In this funny and moving examination of rebellion, sexuality and friendship, David Crabb reflects on what it means to grow up different and alone. This solo show is based on the true story of a Texas teen who navigates his outcast adolescence in a goth-obsessed, drug-fueled haze. It is a candid and hysterically honest examination of what it means to grow up different and alone.
for a previous production "The best thing abut 'Bad Kid' is that it’s extremely friggin' hilarious! Crabb acts in detail of all of the most foolish and embarrassing moments in his life. Whether its being tricked into experimenting his sexuality with a cucumber or being drugged with cocaine by his odd ball friends, I couldn’t help but laugh at all the absurdities of his adolescence. Another great thing about the 'Bad Kid', are the host of eclectic characters in David’s life and the impersonations he does of them." Full Review
for a previous production "What distinguishes 'Bad Kid' is not its plot or its theme but its vivid characters. By using precise accents and gestures that reveal far more than superficial attributes, Mr. Crabb evokes several memorable people in his life, who begin as stereotypes but don’t end there. His campy diva pal, Roxanne, steals the show, but the equally complex skinhead Zach also resists pigeonholing." Full Review
for a previous production "The tales Crabb delivers are the absurd ones that you may still be laughing at uncontrollably while he’s gone on to something else. The comic gems come so fast and so consistently, that there’s hardly any downtime for an audience to digest them. Yet, this isn’t stand-up comedy; Crabb is looking for something deeper and for the most part, he achieves it, in spite of the sometimes tear-inducing hilarity. See 'Bad Kid.' You may see yourself or someone you know in him." Full Review
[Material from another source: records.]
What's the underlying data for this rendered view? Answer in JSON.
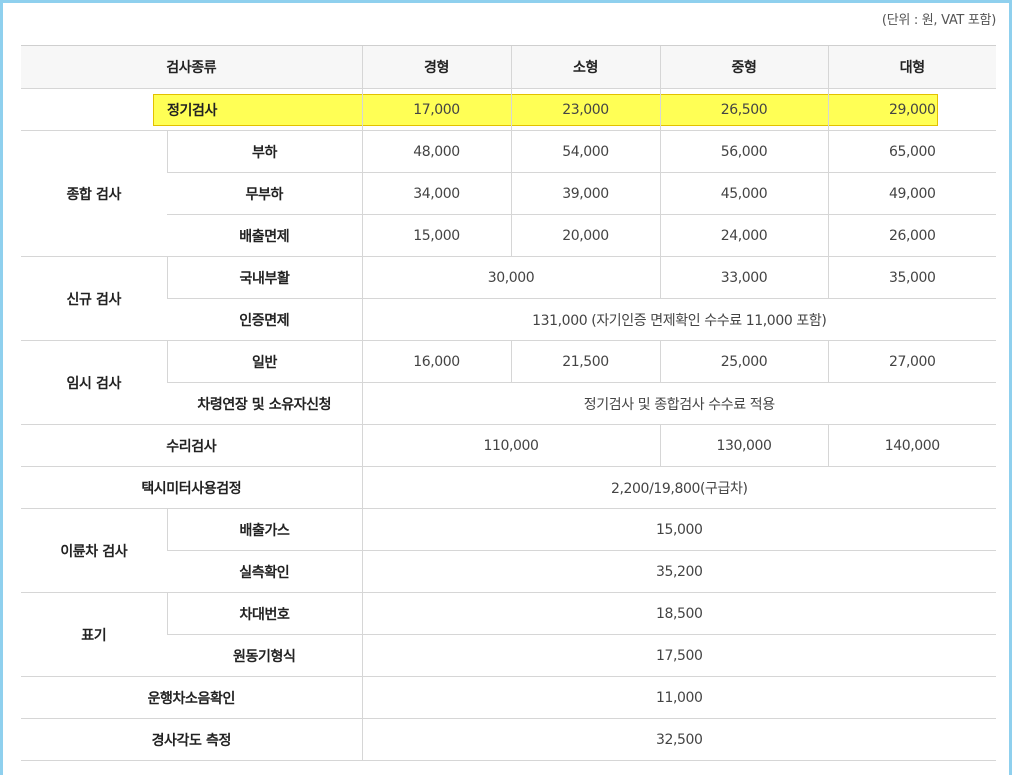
{
  "unit_note": "(단위 : 원, VAT 포함)",
  "header": {
    "type": "검사종류",
    "col1": "경형",
    "col2": "소형",
    "col3": "중형",
    "col4": "대형"
  },
  "regular": {
    "label": "정기검사",
    "values": [
      "17,000",
      "23,000",
      "26,500",
      "29,000"
    ]
  },
  "comprehensive": {
    "label": "종합 검사",
    "rows": [
      {
        "label": "부하",
        "values": [
          "48,000",
          "54,000",
          "56,000",
          "65,000"
        ]
      },
      {
        "label": "무부하",
        "values": [
          "34,000",
          "39,000",
          "45,000",
          "49,000"
        ]
      },
      {
        "label": "배출면제",
        "values": [
          "15,000",
          "20,000",
          "24,000",
          "26,000"
        ]
      }
    ]
  },
  "new_inspection": {
    "label": "신규 검사",
    "domestic": {
      "label": "국내부활",
      "small": "30,000",
      "mid": "33,000",
      "large": "35,000"
    },
    "cert": {
      "label": "인증면제",
      "value": "131,000 (자기인증 면제확인 수수료 11,000 포함)"
    }
  },
  "temporary": {
    "label": "임시 검사",
    "general": {
      "label": "일반",
      "values": [
        "16,000",
        "21,500",
        "25,000",
        "27,000"
      ]
    },
    "extension": {
      "label": "차령연장 및 소유자신청",
      "value": "정기검사 및 종합검사 수수료 적용"
    }
  },
  "repair": {
    "label": "수리검사",
    "small": "110,000",
    "mid": "130,000",
    "large": "140,000"
  },
  "taxi_meter": {
    "label": "택시미터사용검정",
    "value": "2,200/19,800(구급차)"
  },
  "two_wheel": {
    "label": "이륜차 검사",
    "rows": [
      {
        "label": "배출가스",
        "value": "15,000"
      },
      {
        "label": "실측확인",
        "value": "35,200"
      }
    ]
  },
  "marking": {
    "label": "표기",
    "rows": [
      {
        "label": "차대번호",
        "value": "18,500"
      },
      {
        "label": "원동기형식",
        "value": "17,500"
      }
    ]
  },
  "noise": {
    "label": "운행차소음확인",
    "value": "11,000"
  },
  "slope": {
    "label": "경사각도 측정",
    "value": "32,500"
  },
  "colors": {
    "highlight": "#ffff55",
    "frame": "#8fd0ee",
    "header_bg": "#f7f7f7",
    "border": "#d6d6d6"
  }
}
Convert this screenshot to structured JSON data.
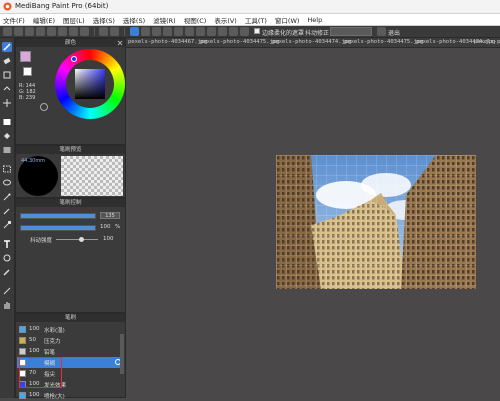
{
  "window": {
    "title": "MediBang Paint Pro (64bit)"
  },
  "menu": [
    "文件(F)",
    "编辑(E)",
    "图层(L)",
    "选择(S)",
    "选择(S)",
    "滤镜(R)",
    "视图(C)",
    "表示(V)",
    "工具(T)",
    "窗口(W)",
    "Help"
  ],
  "toolbar": {
    "checkbox_label": "边缘柔化的遮罩",
    "snap_label": "抖动修正",
    "snap_value": "",
    "exit_label": "退出"
  },
  "file_tabs": [
    "pexels-photo-4034467.jpg",
    "pexels-photo-4034475.jpg",
    "pexels-photo-4034474.jpg",
    "pexels-photo-4034475.jpg",
    "pexels-photo-4034474.jpg",
    "pexels-photo"
  ],
  "color_panel": {
    "title": "颜色",
    "r": "R: 144",
    "g": "G: 182",
    "b": "B: 239",
    "primary_color": "#d9a8d8",
    "secondary_color": "#ffffff"
  },
  "brush_preview": {
    "title": "笔刷预览",
    "size": "44.30mm"
  },
  "brush_control": {
    "title": "笔刷控制",
    "size_value": "135",
    "opacity_value": "100",
    "opacity_unit": "%",
    "correction_label": "抖动强度",
    "correction_value": "100"
  },
  "brush_list": {
    "title": "笔刷",
    "items": [
      {
        "size": "100",
        "name": "水彩(湿)",
        "color": "#44aaee",
        "selected": false
      },
      {
        "size": "50",
        "name": "压克力",
        "color": "#d8b040",
        "selected": false
      },
      {
        "size": "100",
        "name": "铅笔",
        "color": "#cccccc",
        "selected": false
      },
      {
        "size": "",
        "name": "模糊",
        "color": "#ffffff",
        "selected": true
      },
      {
        "size": "70",
        "name": "指尖",
        "color": "#ffffff",
        "selected": false
      },
      {
        "size": "100",
        "name": "发光效果",
        "color": "#3344ee",
        "selected": false
      },
      {
        "size": "100",
        "name": "喷枪(大)",
        "color": "#44aaee",
        "selected": false
      }
    ]
  }
}
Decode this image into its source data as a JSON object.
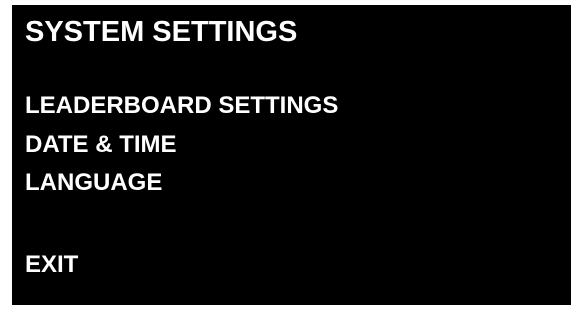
{
  "screen": {
    "title": "SYSTEM SETTINGS",
    "menu_items": [
      {
        "label": "LEADERBOARD SETTINGS"
      },
      {
        "label": "DATE & TIME"
      },
      {
        "label": "LANGUAGE"
      }
    ],
    "exit_label": "EXIT"
  },
  "colors": {
    "background": "#000000",
    "text": "#ffffff"
  }
}
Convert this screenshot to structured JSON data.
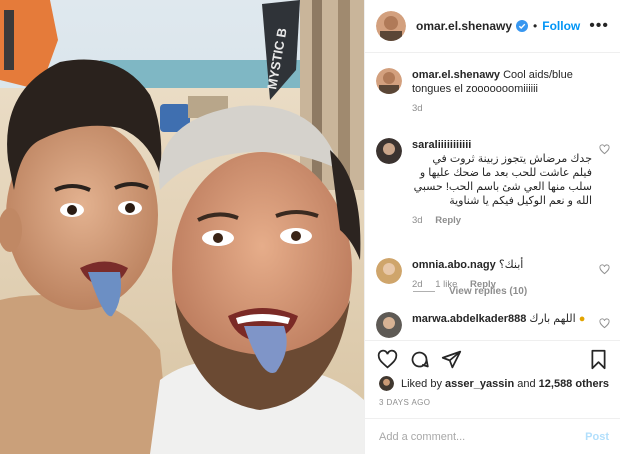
{
  "post": {
    "username": "omar.el.shenawy",
    "follow_label": "Follow",
    "more_icon": "more-options-icon",
    "caption_text": "Cool aids/blue tongues el zooooooomiiiiii",
    "caption_age": "3d",
    "photo_sign_text": "MYSTIC B"
  },
  "comments": [
    {
      "username": "saraliiiiiiiiiii",
      "text": "جدك مرضاش يتجوز زبينة ثروت في فيلم عاشت للحب بعد ما ضحك عليها و سلب منها العي شئ باسم الحب! حسبي الله و نعم الوكيل فيكم يا شناوية",
      "age": "3d",
      "reply_label": "Reply"
    },
    {
      "username": "omnia.abo.nagy",
      "text": "أبنك؟",
      "age": "2d",
      "likes": "1 like",
      "reply_label": "Reply"
    },
    {
      "username": "marwa.abdelkader888",
      "text": "اللهم بارك"
    }
  ],
  "view_replies_label": "View replies (10)",
  "likes": {
    "prefix": "Liked by",
    "user": "asser_yassin",
    "connector": "and",
    "others": "12,588 others"
  },
  "timestamp": "3 DAYS AGO",
  "add_comment": {
    "placeholder": "Add a comment...",
    "post_label": "Post"
  },
  "colors": {
    "accent": "#0095f6",
    "post_disabled": "#b2dffc",
    "muted": "#8e8e8e"
  }
}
for a previous production "An accomplished storyteller is not always the same as a well-trained actor or even a spot-on mimic. Performers who sit at a table and weave their tales mostly with their voices are part of a tradition of theatrical storytelling as rich as that of solo quick-change artists. Crabb might have been better off sticking to the first tradition, given the lack of modulation in some of his characters, especially the female ones. He and his co-writer and director, Josh Matthews, should consider rethin... Full Review